## YOUR INSTRUCTIONS
Without changing a word, repeat the data, and include no pictures.
Start of EXCERPTED DATA
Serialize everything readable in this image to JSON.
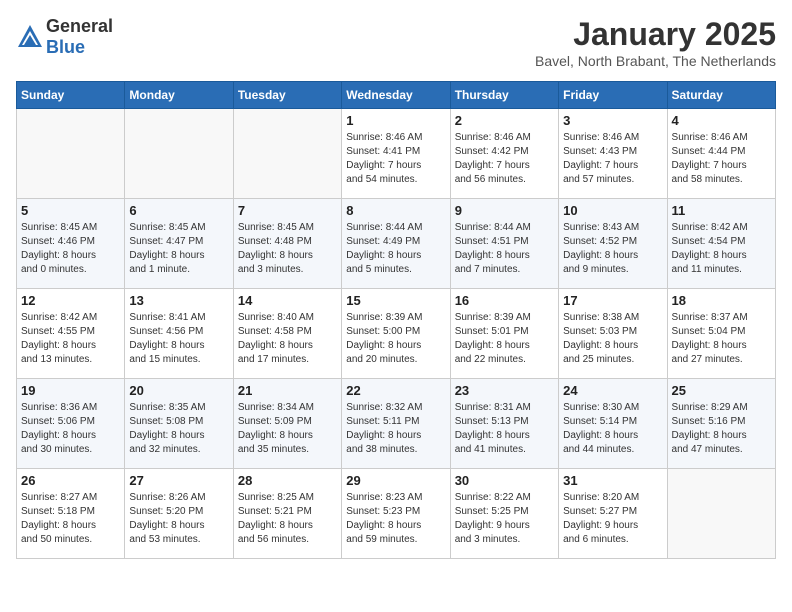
{
  "header": {
    "logo_general": "General",
    "logo_blue": "Blue",
    "month": "January 2025",
    "location": "Bavel, North Brabant, The Netherlands"
  },
  "weekdays": [
    "Sunday",
    "Monday",
    "Tuesday",
    "Wednesday",
    "Thursday",
    "Friday",
    "Saturday"
  ],
  "weeks": [
    [
      {
        "day": "",
        "info": ""
      },
      {
        "day": "",
        "info": ""
      },
      {
        "day": "",
        "info": ""
      },
      {
        "day": "1",
        "info": "Sunrise: 8:46 AM\nSunset: 4:41 PM\nDaylight: 7 hours\nand 54 minutes."
      },
      {
        "day": "2",
        "info": "Sunrise: 8:46 AM\nSunset: 4:42 PM\nDaylight: 7 hours\nand 56 minutes."
      },
      {
        "day": "3",
        "info": "Sunrise: 8:46 AM\nSunset: 4:43 PM\nDaylight: 7 hours\nand 57 minutes."
      },
      {
        "day": "4",
        "info": "Sunrise: 8:46 AM\nSunset: 4:44 PM\nDaylight: 7 hours\nand 58 minutes."
      }
    ],
    [
      {
        "day": "5",
        "info": "Sunrise: 8:45 AM\nSunset: 4:46 PM\nDaylight: 8 hours\nand 0 minutes."
      },
      {
        "day": "6",
        "info": "Sunrise: 8:45 AM\nSunset: 4:47 PM\nDaylight: 8 hours\nand 1 minute."
      },
      {
        "day": "7",
        "info": "Sunrise: 8:45 AM\nSunset: 4:48 PM\nDaylight: 8 hours\nand 3 minutes."
      },
      {
        "day": "8",
        "info": "Sunrise: 8:44 AM\nSunset: 4:49 PM\nDaylight: 8 hours\nand 5 minutes."
      },
      {
        "day": "9",
        "info": "Sunrise: 8:44 AM\nSunset: 4:51 PM\nDaylight: 8 hours\nand 7 minutes."
      },
      {
        "day": "10",
        "info": "Sunrise: 8:43 AM\nSunset: 4:52 PM\nDaylight: 8 hours\nand 9 minutes."
      },
      {
        "day": "11",
        "info": "Sunrise: 8:42 AM\nSunset: 4:54 PM\nDaylight: 8 hours\nand 11 minutes."
      }
    ],
    [
      {
        "day": "12",
        "info": "Sunrise: 8:42 AM\nSunset: 4:55 PM\nDaylight: 8 hours\nand 13 minutes."
      },
      {
        "day": "13",
        "info": "Sunrise: 8:41 AM\nSunset: 4:56 PM\nDaylight: 8 hours\nand 15 minutes."
      },
      {
        "day": "14",
        "info": "Sunrise: 8:40 AM\nSunset: 4:58 PM\nDaylight: 8 hours\nand 17 minutes."
      },
      {
        "day": "15",
        "info": "Sunrise: 8:39 AM\nSunset: 5:00 PM\nDaylight: 8 hours\nand 20 minutes."
      },
      {
        "day": "16",
        "info": "Sunrise: 8:39 AM\nSunset: 5:01 PM\nDaylight: 8 hours\nand 22 minutes."
      },
      {
        "day": "17",
        "info": "Sunrise: 8:38 AM\nSunset: 5:03 PM\nDaylight: 8 hours\nand 25 minutes."
      },
      {
        "day": "18",
        "info": "Sunrise: 8:37 AM\nSunset: 5:04 PM\nDaylight: 8 hours\nand 27 minutes."
      }
    ],
    [
      {
        "day": "19",
        "info": "Sunrise: 8:36 AM\nSunset: 5:06 PM\nDaylight: 8 hours\nand 30 minutes."
      },
      {
        "day": "20",
        "info": "Sunrise: 8:35 AM\nSunset: 5:08 PM\nDaylight: 8 hours\nand 32 minutes."
      },
      {
        "day": "21",
        "info": "Sunrise: 8:34 AM\nSunset: 5:09 PM\nDaylight: 8 hours\nand 35 minutes."
      },
      {
        "day": "22",
        "info": "Sunrise: 8:32 AM\nSunset: 5:11 PM\nDaylight: 8 hours\nand 38 minutes."
      },
      {
        "day": "23",
        "info": "Sunrise: 8:31 AM\nSunset: 5:13 PM\nDaylight: 8 hours\nand 41 minutes."
      },
      {
        "day": "24",
        "info": "Sunrise: 8:30 AM\nSunset: 5:14 PM\nDaylight: 8 hours\nand 44 minutes."
      },
      {
        "day": "25",
        "info": "Sunrise: 8:29 AM\nSunset: 5:16 PM\nDaylight: 8 hours\nand 47 minutes."
      }
    ],
    [
      {
        "day": "26",
        "info": "Sunrise: 8:27 AM\nSunset: 5:18 PM\nDaylight: 8 hours\nand 50 minutes."
      },
      {
        "day": "27",
        "info": "Sunrise: 8:26 AM\nSunset: 5:20 PM\nDaylight: 8 hours\nand 53 minutes."
      },
      {
        "day": "28",
        "info": "Sunrise: 8:25 AM\nSunset: 5:21 PM\nDaylight: 8 hours\nand 56 minutes."
      },
      {
        "day": "29",
        "info": "Sunrise: 8:23 AM\nSunset: 5:23 PM\nDaylight: 8 hours\nand 59 minutes."
      },
      {
        "day": "30",
        "info": "Sunrise: 8:22 AM\nSunset: 5:25 PM\nDaylight: 9 hours\nand 3 minutes."
      },
      {
        "day": "31",
        "info": "Sunrise: 8:20 AM\nSunset: 5:27 PM\nDaylight: 9 hours\nand 6 minutes."
      },
      {
        "day": "",
        "info": ""
      }
    ]
  ]
}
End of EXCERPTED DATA
## RESPONSE AREA
Serialize everything readable in this image to JSON.
{
  "header": {
    "logo_general": "General",
    "logo_blue": "Blue",
    "month": "January 2025",
    "location": "Bavel, North Brabant, The Netherlands"
  },
  "weekdays": [
    "Sunday",
    "Monday",
    "Tuesday",
    "Wednesday",
    "Thursday",
    "Friday",
    "Saturday"
  ],
  "weeks": [
    [
      {
        "day": "",
        "info": ""
      },
      {
        "day": "",
        "info": ""
      },
      {
        "day": "",
        "info": ""
      },
      {
        "day": "1",
        "info": "Sunrise: 8:46 AM\nSunset: 4:41 PM\nDaylight: 7 hours\nand 54 minutes."
      },
      {
        "day": "2",
        "info": "Sunrise: 8:46 AM\nSunset: 4:42 PM\nDaylight: 7 hours\nand 56 minutes."
      },
      {
        "day": "3",
        "info": "Sunrise: 8:46 AM\nSunset: 4:43 PM\nDaylight: 7 hours\nand 57 minutes."
      },
      {
        "day": "4",
        "info": "Sunrise: 8:46 AM\nSunset: 4:44 PM\nDaylight: 7 hours\nand 58 minutes."
      }
    ],
    [
      {
        "day": "5",
        "info": "Sunrise: 8:45 AM\nSunset: 4:46 PM\nDaylight: 8 hours\nand 0 minutes."
      },
      {
        "day": "6",
        "info": "Sunrise: 8:45 AM\nSunset: 4:47 PM\nDaylight: 8 hours\nand 1 minute."
      },
      {
        "day": "7",
        "info": "Sunrise: 8:45 AM\nSunset: 4:48 PM\nDaylight: 8 hours\nand 3 minutes."
      },
      {
        "day": "8",
        "info": "Sunrise: 8:44 AM\nSunset: 4:49 PM\nDaylight: 8 hours\nand 5 minutes."
      },
      {
        "day": "9",
        "info": "Sunrise: 8:44 AM\nSunset: 4:51 PM\nDaylight: 8 hours\nand 7 minutes."
      },
      {
        "day": "10",
        "info": "Sunrise: 8:43 AM\nSunset: 4:52 PM\nDaylight: 8 hours\nand 9 minutes."
      },
      {
        "day": "11",
        "info": "Sunrise: 8:42 AM\nSunset: 4:54 PM\nDaylight: 8 hours\nand 11 minutes."
      }
    ],
    [
      {
        "day": "12",
        "info": "Sunrise: 8:42 AM\nSunset: 4:55 PM\nDaylight: 8 hours\nand 13 minutes."
      },
      {
        "day": "13",
        "info": "Sunrise: 8:41 AM\nSunset: 4:56 PM\nDaylight: 8 hours\nand 15 minutes."
      },
      {
        "day": "14",
        "info": "Sunrise: 8:40 AM\nSunset: 4:58 PM\nDaylight: 8 hours\nand 17 minutes."
      },
      {
        "day": "15",
        "info": "Sunrise: 8:39 AM\nSunset: 5:00 PM\nDaylight: 8 hours\nand 20 minutes."
      },
      {
        "day": "16",
        "info": "Sunrise: 8:39 AM\nSunset: 5:01 PM\nDaylight: 8 hours\nand 22 minutes."
      },
      {
        "day": "17",
        "info": "Sunrise: 8:38 AM\nSunset: 5:03 PM\nDaylight: 8 hours\nand 25 minutes."
      },
      {
        "day": "18",
        "info": "Sunrise: 8:37 AM\nSunset: 5:04 PM\nDaylight: 8 hours\nand 27 minutes."
      }
    ],
    [
      {
        "day": "19",
        "info": "Sunrise: 8:36 AM\nSunset: 5:06 PM\nDaylight: 8 hours\nand 30 minutes."
      },
      {
        "day": "20",
        "info": "Sunrise: 8:35 AM\nSunset: 5:08 PM\nDaylight: 8 hours\nand 32 minutes."
      },
      {
        "day": "21",
        "info": "Sunrise: 8:34 AM\nSunset: 5:09 PM\nDaylight: 8 hours\nand 35 minutes."
      },
      {
        "day": "22",
        "info": "Sunrise: 8:32 AM\nSunset: 5:11 PM\nDaylight: 8 hours\nand 38 minutes."
      },
      {
        "day": "23",
        "info": "Sunrise: 8:31 AM\nSunset: 5:13 PM\nDaylight: 8 hours\nand 41 minutes."
      },
      {
        "day": "24",
        "info": "Sunrise: 8:30 AM\nSunset: 5:14 PM\nDaylight: 8 hours\nand 44 minutes."
      },
      {
        "day": "25",
        "info": "Sunrise: 8:29 AM\nSunset: 5:16 PM\nDaylight: 8 hours\nand 47 minutes."
      }
    ],
    [
      {
        "day": "26",
        "info": "Sunrise: 8:27 AM\nSunset: 5:18 PM\nDaylight: 8 hours\nand 50 minutes."
      },
      {
        "day": "27",
        "info": "Sunrise: 8:26 AM\nSunset: 5:20 PM\nDaylight: 8 hours\nand 53 minutes."
      },
      {
        "day": "28",
        "info": "Sunrise: 8:25 AM\nSunset: 5:21 PM\nDaylight: 8 hours\nand 56 minutes."
      },
      {
        "day": "29",
        "info": "Sunrise: 8:23 AM\nSunset: 5:23 PM\nDaylight: 8 hours\nand 59 minutes."
      },
      {
        "day": "30",
        "info": "Sunrise: 8:22 AM\nSunset: 5:25 PM\nDaylight: 9 hours\nand 3 minutes."
      },
      {
        "day": "31",
        "info": "Sunrise: 8:20 AM\nSunset: 5:27 PM\nDaylight: 9 hours\nand 6 minutes."
      },
      {
        "day": "",
        "info": ""
      }
    ]
  ]
}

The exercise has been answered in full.